A gatekeeper is a person who controls access to something, for example via a city gate or bouncer, or more abstractly, controls who is granted access to a category or status. Gatekeepers assess who is "in or out," in the classic words of management scholar Kurt Lewin.
Various figures in the religions and mythologies of the world serve as gatekeepers of paradisal or infernal realms, granting or denying access to these realms, depending on the credentials of those seeking entry. Figures acting in this capacity may also undertake the status of watchman, interrogator or judge. In the late 20th century the term came into metaphorical use, referring to individuals or bodies that decide whether a given message will be distributed by a mass medium.
Gatekeepers serve in various roles including academic admissions, financial advising, and news editing, along with many areas of the fine arts. An academic admissions officer might review students' qualifications based on criteria like test scores, race, social class, grades, family connections, and even athletic ability. Where this internal gatekeeping role is unwanted, open admissions can externalize it.
A news editor selects stories for publication based on his or her organization's specific criteria, e.g., importance and relevance to their readership.
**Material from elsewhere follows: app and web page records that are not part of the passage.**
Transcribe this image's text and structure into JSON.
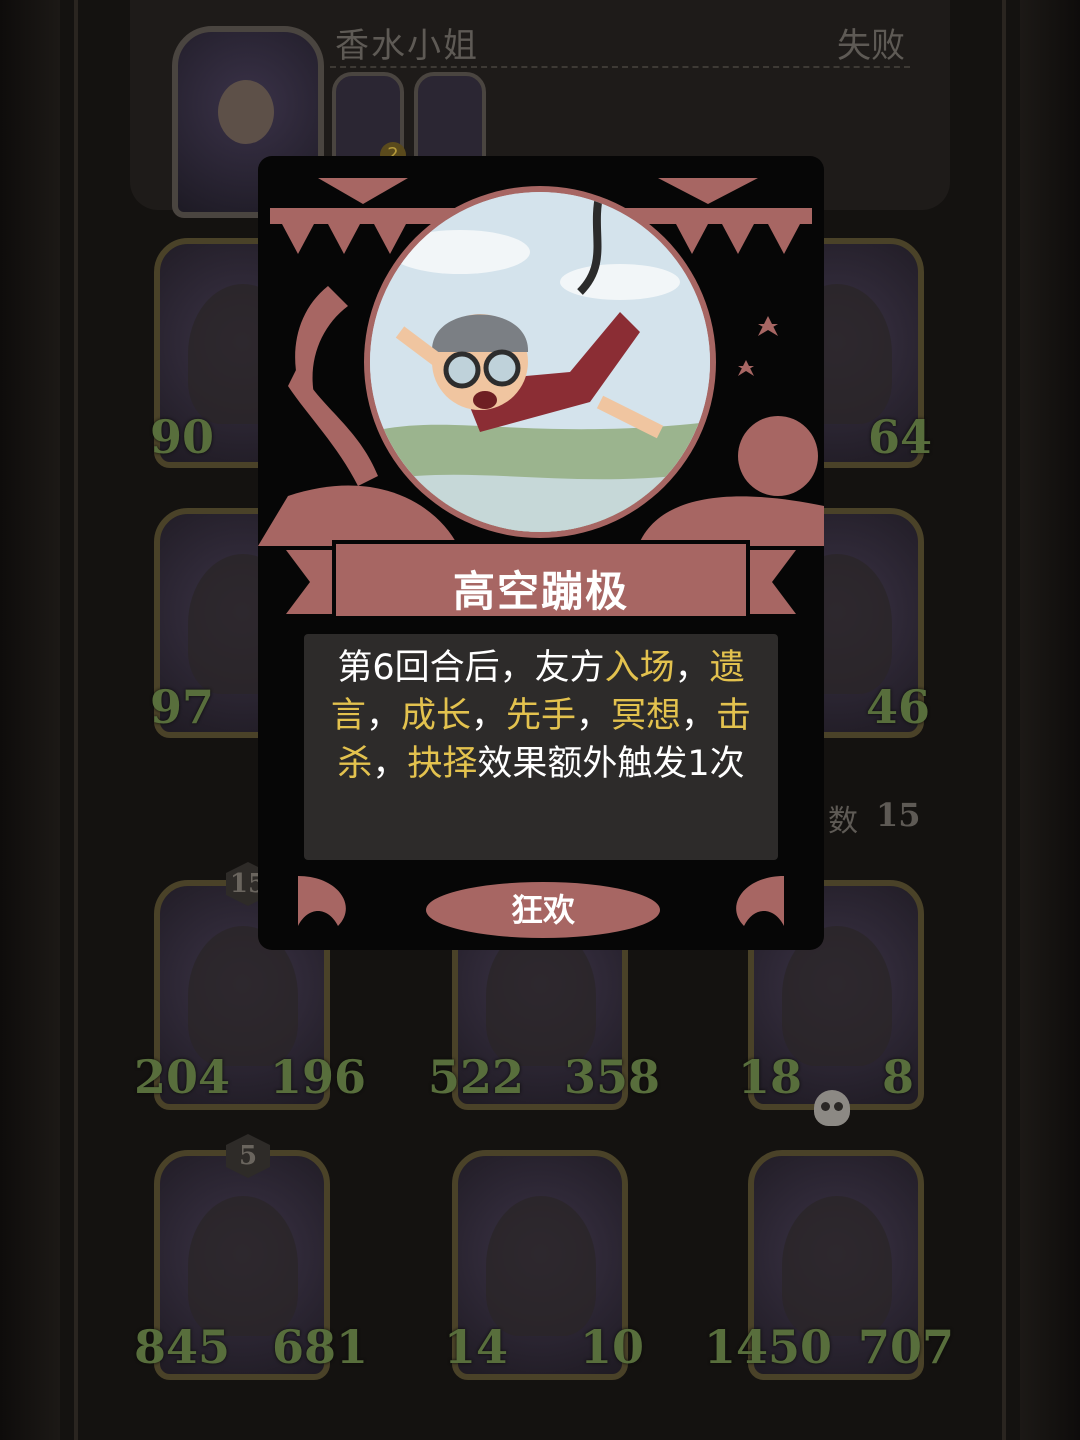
{
  "header": {
    "player_name": "香水小姐",
    "result": "失败",
    "mini_badge": "2"
  },
  "board": {
    "units": [
      {
        "attack": "90",
        "health": ""
      },
      {
        "attack": "",
        "health": "64"
      },
      {
        "attack": "97",
        "health": ""
      },
      {
        "attack": "",
        "health": "46"
      },
      {
        "tier": "15",
        "attack": "204",
        "health": "196"
      },
      {
        "attack": "522",
        "health": "358"
      },
      {
        "attack": "18",
        "health": "8"
      },
      {
        "tier": "5",
        "attack": "845",
        "health": "681"
      },
      {
        "attack": "14",
        "health": "10"
      },
      {
        "attack": "1450",
        "health": "707"
      }
    ],
    "count_label": "数",
    "count_value": "15"
  },
  "card": {
    "title": "高空蹦极",
    "desc_parts": {
      "p1": "第6回合后，友方",
      "k1": "入场",
      "p2": "，",
      "k2": "遗言",
      "p3": "，",
      "k3": "成长",
      "p4": "，",
      "k4": "先手",
      "p5": "，",
      "k5": "冥想",
      "p6": "，",
      "k6": "击杀",
      "p7": "，",
      "k7": "抉择",
      "p8": "效果额外触发1次"
    },
    "tag": "狂欢",
    "colors": {
      "accent": "#a76663",
      "keyword": "#e3c24e"
    }
  }
}
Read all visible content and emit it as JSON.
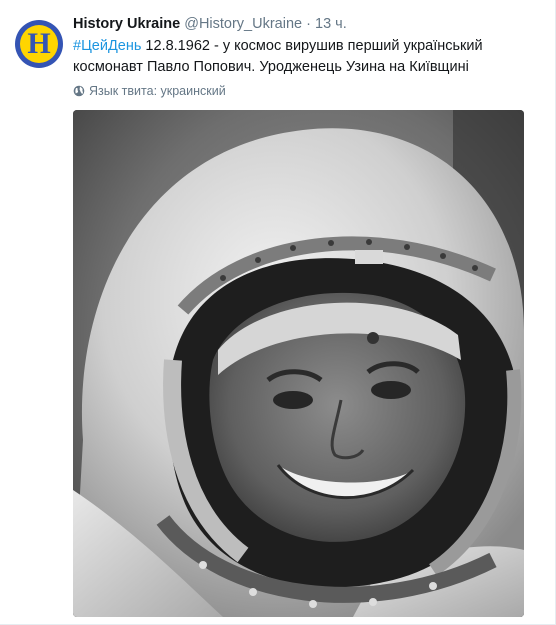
{
  "tweet": {
    "avatar_letter": "H",
    "fullname": "History Ukraine",
    "username": "@History_Ukraine",
    "separator": "·",
    "time": "13 ч.",
    "hashtag": "#ЦейДень",
    "body": " 12.8.1962 - у космос вирушив перший український космонавт Павло Попович. Уродженець Узина на Київщині",
    "language_label": "Язык твита: украинский",
    "photo_description": "astronaut-portrait"
  },
  "colors": {
    "link": "#1b95e0",
    "secondary_text": "#657786",
    "avatar_bg": "#3454b4",
    "avatar_ring": "#ffd500"
  },
  "icons": {
    "language": "globe-icon"
  }
}
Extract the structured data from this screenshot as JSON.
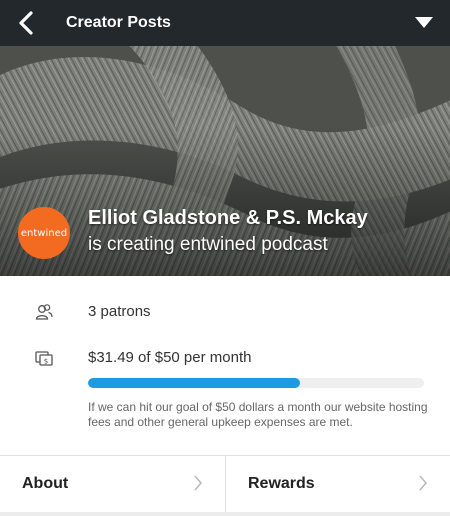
{
  "header": {
    "title": "Creator Posts",
    "back_icon": "chevron-left-icon",
    "menu_icon": "caret-down-icon"
  },
  "creator": {
    "logo_text": "entwined",
    "name": "Elliot Gladstone & P.S. Mckay",
    "subtitle": "is creating entwined podcast"
  },
  "stats": {
    "patrons_text": "3 patrons",
    "goal_text": "$31.49 of $50 per month",
    "goal_progress_fraction": 0.63,
    "goal_description": "If we can hit our goal of $50 dollars a month our website hosting fees and other general upkeep expenses are met."
  },
  "tabs": [
    {
      "label": "About"
    },
    {
      "label": "Rewards"
    }
  ],
  "colors": {
    "header_bg": "#23282d",
    "logo_orange": "#f26b21",
    "progress_blue": "#1d9be0"
  }
}
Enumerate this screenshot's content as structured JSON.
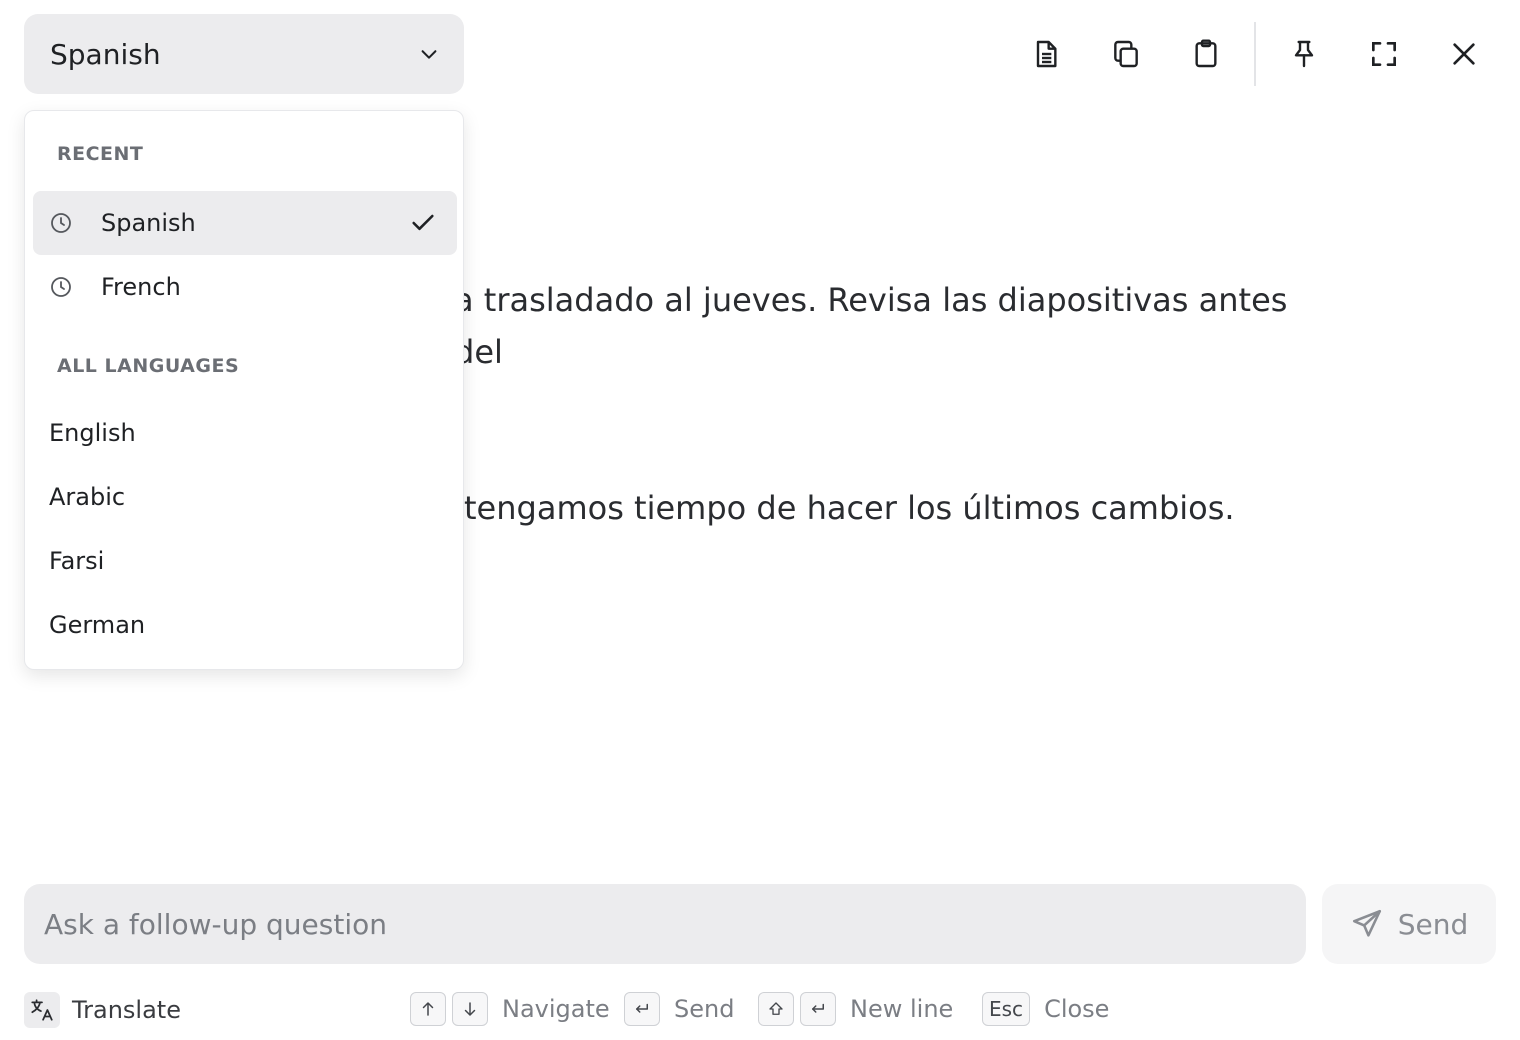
{
  "language_select": {
    "value": "Spanish",
    "icon": "chevron-down-icon"
  },
  "toolbar": {
    "buttons": [
      {
        "name": "document-icon"
      },
      {
        "name": "copy-icon"
      },
      {
        "name": "clipboard-icon"
      },
      {
        "name": "pin-icon"
      },
      {
        "name": "fullscreen-icon"
      },
      {
        "name": "close-icon"
      }
    ]
  },
  "output": {
    "line1": "a trasladado al jueves. Revisa las diapositivas antes del",
    "line2": "tengamos tiempo de hacer los últimos cambios."
  },
  "dropdown": {
    "recent_label": "RECENT",
    "recent": [
      {
        "label": "Spanish",
        "selected": true
      },
      {
        "label": "French",
        "selected": false
      }
    ],
    "all_label": "ALL LANGUAGES",
    "all": [
      {
        "label": "English"
      },
      {
        "label": "Arabic"
      },
      {
        "label": "Farsi"
      },
      {
        "label": "German"
      }
    ]
  },
  "composer": {
    "placeholder": "Ask a follow-up question",
    "value": ""
  },
  "send_button": {
    "label": "Send"
  },
  "footer": {
    "mode_label": "Translate",
    "hints": {
      "navigate": "Navigate",
      "send": "Send",
      "new_line": "New line",
      "esc_key": "Esc",
      "close": "Close"
    }
  },
  "colors": {
    "surface": "#ececee",
    "text": "#1f2124",
    "muted": "#7b7e84"
  }
}
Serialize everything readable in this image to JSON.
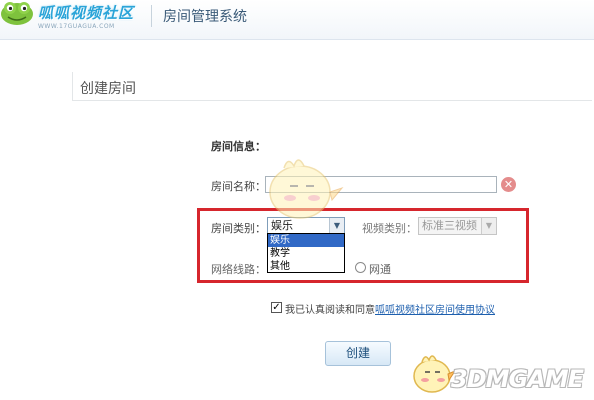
{
  "header": {
    "logo_text": "呱呱视频社区",
    "logo_url": "WWW.17GUAGUA.COM",
    "system_title": "房间管理系统"
  },
  "page": {
    "title": "创建房间"
  },
  "form": {
    "section_label": "房间信息：",
    "room_name_label": "房间名称：",
    "room_name_value": "",
    "room_type_label": "房间类别：",
    "room_type_selected": "娱乐",
    "room_type_options": [
      "娱乐",
      "教学",
      "其他"
    ],
    "video_type_label": "视频类别：",
    "video_type_selected": "标准三视频",
    "network_label": "网络线路：",
    "network_option_label": "网通",
    "agree_checked": true,
    "agree_text": "我已认真阅读和同意",
    "agree_link": "呱呱视频社区房间使用协议",
    "create_button": "创建"
  },
  "watermark": {
    "text": "3DMGAME"
  },
  "colors": {
    "highlight_border": "#d6262d",
    "link": "#1d5fae",
    "dropdown_selected": "#3169c6"
  }
}
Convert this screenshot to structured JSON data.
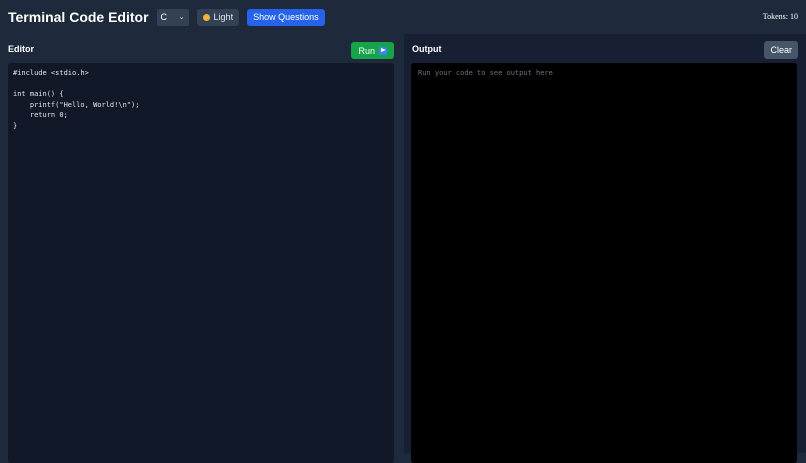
{
  "header": {
    "title": "Terminal Code Editor",
    "language": "C",
    "theme_label": "Light",
    "questions_label": "Show Questions",
    "tokens": "Tokens: 10"
  },
  "editor": {
    "label": "Editor",
    "run_label": "Run",
    "code": "#include <stdio.h>\n\nint main() {\n    printf(\"Hello, World!\\n\");\n    return 0;\n}"
  },
  "output": {
    "label": "Output",
    "clear_label": "Clear",
    "placeholder": "Run your code to see output here"
  }
}
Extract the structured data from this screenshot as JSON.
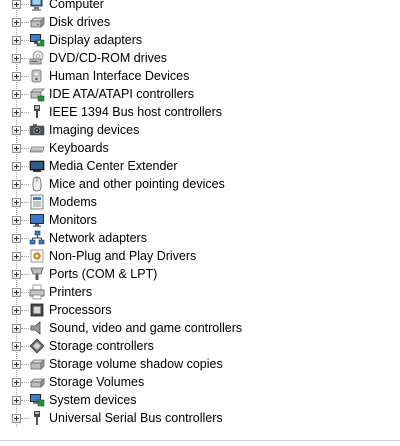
{
  "tree": {
    "items": [
      {
        "label": "Computer",
        "icon": "computer-icon"
      },
      {
        "label": "Disk drives",
        "icon": "disk-drive-icon"
      },
      {
        "label": "Display adapters",
        "icon": "display-adapter-icon"
      },
      {
        "label": "DVD/CD-ROM drives",
        "icon": "optical-drive-icon"
      },
      {
        "label": "Human Interface Devices",
        "icon": "hid-icon"
      },
      {
        "label": "IDE ATA/ATAPI controllers",
        "icon": "ide-controller-icon"
      },
      {
        "label": "IEEE 1394 Bus host controllers",
        "icon": "ieee1394-icon"
      },
      {
        "label": "Imaging devices",
        "icon": "camera-icon"
      },
      {
        "label": "Keyboards",
        "icon": "keyboard-icon"
      },
      {
        "label": "Media Center Extender",
        "icon": "media-center-icon"
      },
      {
        "label": "Mice and other pointing devices",
        "icon": "mouse-icon"
      },
      {
        "label": "Modems",
        "icon": "modem-icon"
      },
      {
        "label": "Monitors",
        "icon": "monitor-icon"
      },
      {
        "label": "Network adapters",
        "icon": "network-icon"
      },
      {
        "label": "Non-Plug and Play Drivers",
        "icon": "driver-icon"
      },
      {
        "label": "Ports (COM & LPT)",
        "icon": "port-icon"
      },
      {
        "label": "Printers",
        "icon": "printer-icon"
      },
      {
        "label": "Processors",
        "icon": "processor-icon"
      },
      {
        "label": "Sound, video and game controllers",
        "icon": "speaker-icon"
      },
      {
        "label": "Storage controllers",
        "icon": "storage-controller-icon"
      },
      {
        "label": "Storage volume shadow copies",
        "icon": "shadow-copy-icon"
      },
      {
        "label": "Storage Volumes",
        "icon": "storage-volume-icon"
      },
      {
        "label": "System devices",
        "icon": "system-device-icon"
      },
      {
        "label": "Universal Serial Bus controllers",
        "icon": "usb-icon"
      }
    ]
  },
  "colors": {
    "text": "#000000",
    "background": "#ffffff",
    "tree_line": "#a0a0a0"
  }
}
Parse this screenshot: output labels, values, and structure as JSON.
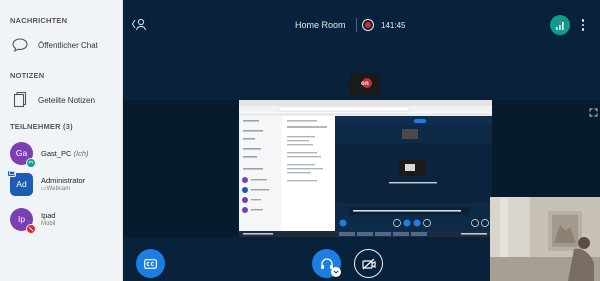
{
  "sidebar": {
    "messages_title": "NACHRICHTEN",
    "public_chat_label": "Öffentlicher Chat",
    "notes_title": "NOTIZEN",
    "shared_notes_label": "Geteilte Notizen",
    "participants_title": "TEILNEHMER (3)",
    "users": [
      {
        "initials": "Ga",
        "name": "Gast_PC",
        "suffix": "(Ich)",
        "subtitle": "",
        "color": "#7b3fb4",
        "status": "audio"
      },
      {
        "initials": "Ad",
        "name": "Administrator",
        "suffix": "",
        "subtitle": "Webcam",
        "color": "#1c5bb6",
        "status": "presenter"
      },
      {
        "initials": "Ip",
        "name": "Ipad",
        "suffix": "",
        "subtitle": "Mobil",
        "color": "#7b3fb4",
        "status": "muted"
      }
    ]
  },
  "header": {
    "room_title": "Home Room",
    "recording_time": "141:45"
  },
  "talker_label": "on",
  "icons": {
    "chat": "chat-bubble-icon",
    "notes": "notes-icon",
    "users_toggle": "users-icon",
    "connection": "signal-bars-icon",
    "more": "more-vertical-icon",
    "fullscreen": "fullscreen-icon",
    "captions": "closed-caption-icon",
    "audio": "headphones-icon",
    "video": "video-off-icon"
  },
  "colors": {
    "main_bg": "#08223c",
    "accent_blue": "#1c7ee3",
    "recording_red": "#e0242c",
    "connection_green": "#0f9b8e"
  }
}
For example, a presidential resignation would be on the front page of a newspaper but likely not a celebrity break-up (unless the paper was of the gossip variety).
Other people gatekeeping roles are in mental health service, clergy, police, hairdressers, and bartenders because of their extensive contact with the public.
Gatekeeper is also a term used in business to identify the person who is responsible for controlling passwords and access rights or permissions for software that the company uses.
One critique of gatekeeping roles is the potential to create or reinforce inequality, for example if entry is made more difficult for minority applicants or artists. For example, Bernardine Evaristo was only the first black woman to win the prestigious Man Booker Prize in fiction in 2019, a joint award with author Margaret Atwood.
Peer review is a practice widely used by specialized journals that publish articles reporting new research, new discoveries, or new analyses in a specific academic field or area of focus. Journal editors ask one or more subject matter experts deemed to be "peers" of an article's author or authors to assess an article's suitability for publication in the journal. Notwithstanding the fact that the intent of peer review is to insure suitability and editorial quality, issues of preference or exclusion of articles are raised from time to time relating to the intellectual prejudices, career rivalries, or other biases of the journal editors or peer reviewers.
Credentialing is the practice of evidencing suitability for engaging in a profession or for employability through documentation of demonstrated competency or experience, completion of education or training, or other criteria as specified by a credentialing authority. The documentation provided by the authority are known as "credentials", and may be in the form of a license, certificate of competency, a diploma, a teaching credential, a board certification, or a similar document. Credentialism refers to the practice of relying on credentials to prove the suitability of a professional person or a skilled employee to be assigned the responsibilities of professional engagement or employment.